OpenSSL, which runs on the servers for many websites, has been having a rough time in recent weeks. We all learned of the near fatal flaw named Heartbleed, which affected quite a number companies and services on the web.
Now a new, albeit less severe, flaw has been discovered. Security researchers at AVG have unveiled what they are calling CCS Injection, which the company terms a vulnerability, but points out that it is not easily taken advantage of.
"This new vulnerability requires complex effort for an attacker to successfully take advantage of the vulnerability. An attacker must intercept the connection between a client and a server, both of which need to be using the vulnerable version, and start what is referred to as a "Man in the Middle" attack. In basic terms, the cybercriminal needs both to intercept you and the server you are connected to, and both parties have to have the vulnerability", says AVG's Tony Anscombe.
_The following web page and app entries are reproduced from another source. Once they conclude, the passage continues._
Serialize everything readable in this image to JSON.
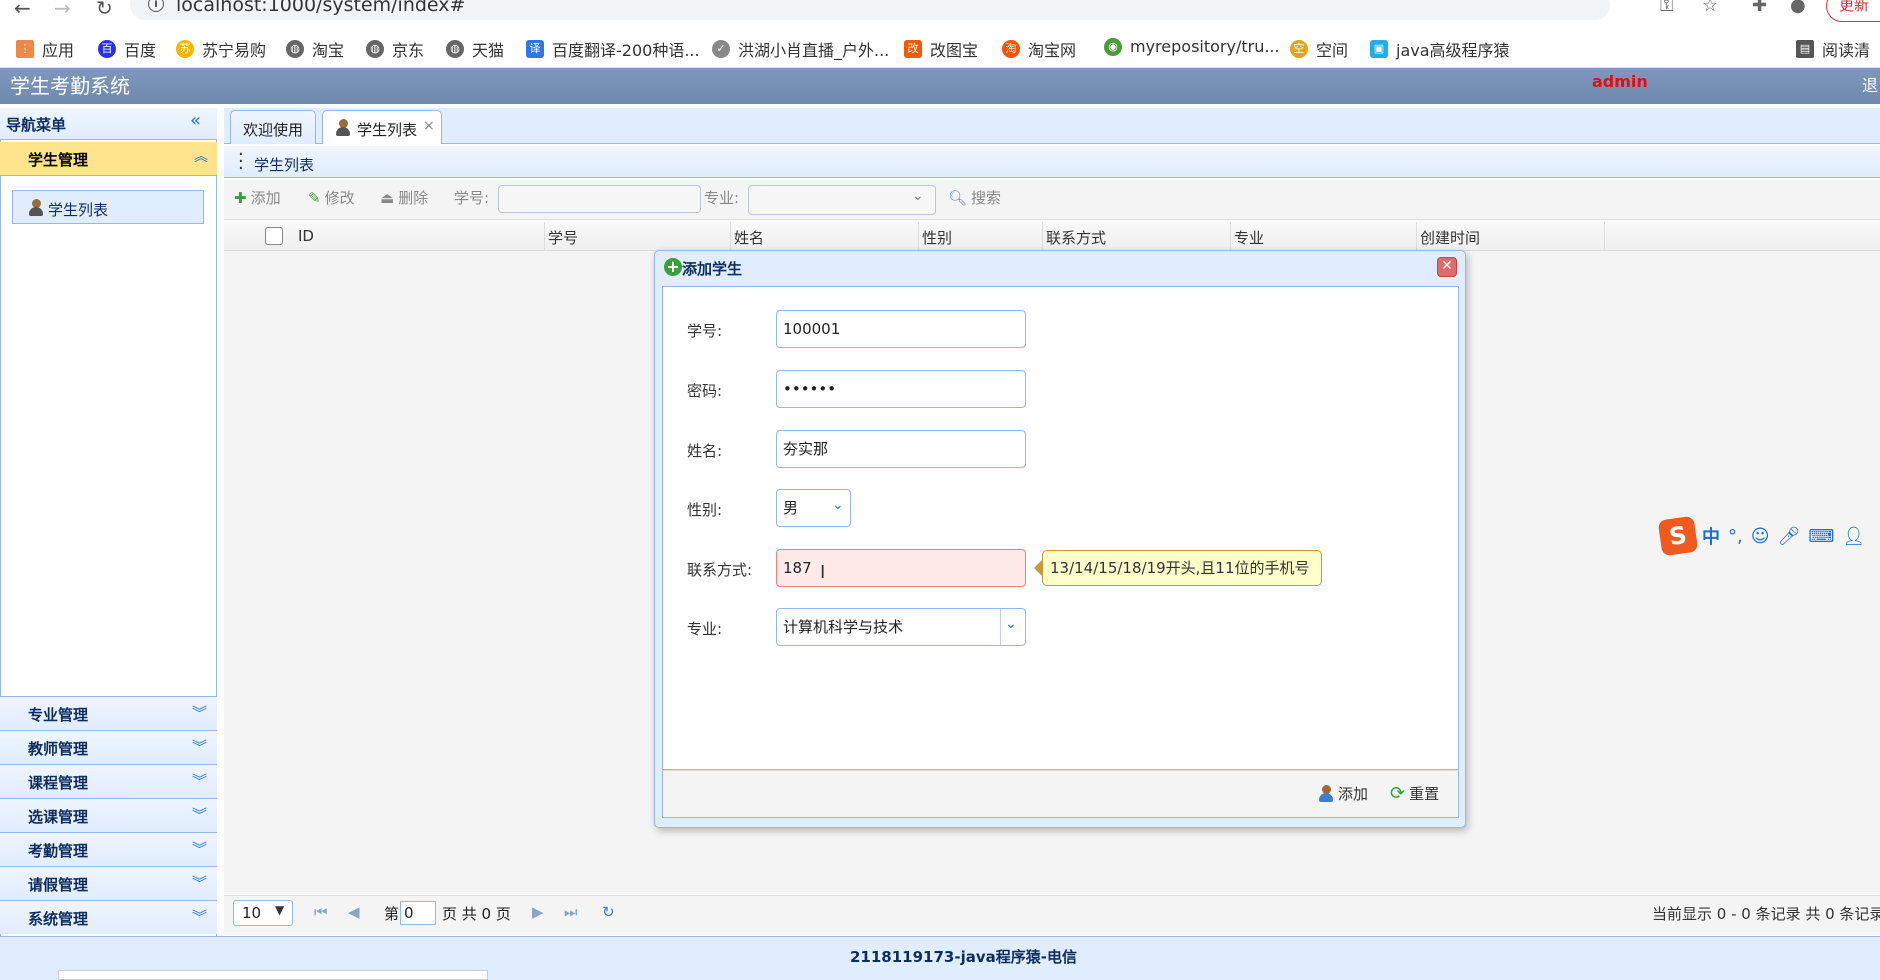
{
  "browser": {
    "url": "localhost:1000/system/index#",
    "update_label": "更新",
    "bookmarks": [
      "应用",
      "百度",
      "苏宁易购",
      "淘宝",
      "京东",
      "天猫",
      "百度翻译-200种语...",
      "洪湖小肖直播_户外...",
      "改图宝",
      "淘宝网",
      "myrepository/tru...",
      "空间",
      "java高级程序猿"
    ],
    "reading_list": "阅读清"
  },
  "app": {
    "title": "学生考勤系统",
    "user": "admin",
    "logout": "退"
  },
  "sidebar": {
    "title": "导航菜单",
    "active_section": "学生管理",
    "active_item": "学生列表",
    "sections": [
      "专业管理",
      "教师管理",
      "课程管理",
      "选课管理",
      "考勤管理",
      "请假管理",
      "系统管理"
    ]
  },
  "tabs": [
    {
      "label": "欢迎使用"
    },
    {
      "label": "学生列表",
      "close": "×"
    }
  ],
  "panel": {
    "title": "学生列表",
    "toolbar": {
      "add": "添加",
      "edit": "修改",
      "delete": "删除",
      "sn_label": "学号:",
      "major_label": "专业:",
      "search": "搜索"
    },
    "columns": [
      "ID",
      "学号",
      "姓名",
      "性别",
      "联系方式",
      "专业",
      "创建时间"
    ]
  },
  "pager": {
    "page_size": "10",
    "page_prefix": "第",
    "page_value": "0",
    "page_suffix": "页 共 0 页",
    "info": "当前显示 0 - 0 条记录 共 0 条记录"
  },
  "dialog": {
    "title": "添加学生",
    "fields": {
      "sn": {
        "label": "学号:",
        "value": "100001"
      },
      "password": {
        "label": "密码:",
        "value": "••••••"
      },
      "name": {
        "label": "姓名:",
        "value": "夯实那"
      },
      "gender": {
        "label": "性别:",
        "value": "男"
      },
      "phone": {
        "label": "联系方式:",
        "value": "187"
      },
      "major": {
        "label": "专业:",
        "value": "计算机科学与技术"
      }
    },
    "phone_tip": "13/14/15/18/19开头,且11位的手机号",
    "add_button": "添加",
    "reset_button": "重置"
  },
  "footer": {
    "text": "2118119173-java程序猿-电信"
  },
  "ime": {
    "logo": "S",
    "mode": "中"
  },
  "colors": {
    "header_blue": "#7f99be",
    "panel_blue": "#e0ecff",
    "active_yellow": "#ffe48d",
    "border_blue": "#95b8e7",
    "admin_red": "#e01010"
  }
}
Given that most people are using a commercial browser, such as Chrome, Firefox or Internet Explorer, the majority of users are safe - these browsers do not utilise OpenSSL, meaning they are not vulnerable to the attack.
However, AVG has still issued a security advisory, stating "Our advice to users is to not transfer critical information until you have confirmed that the issue has been fixed on the server you need to communicate with".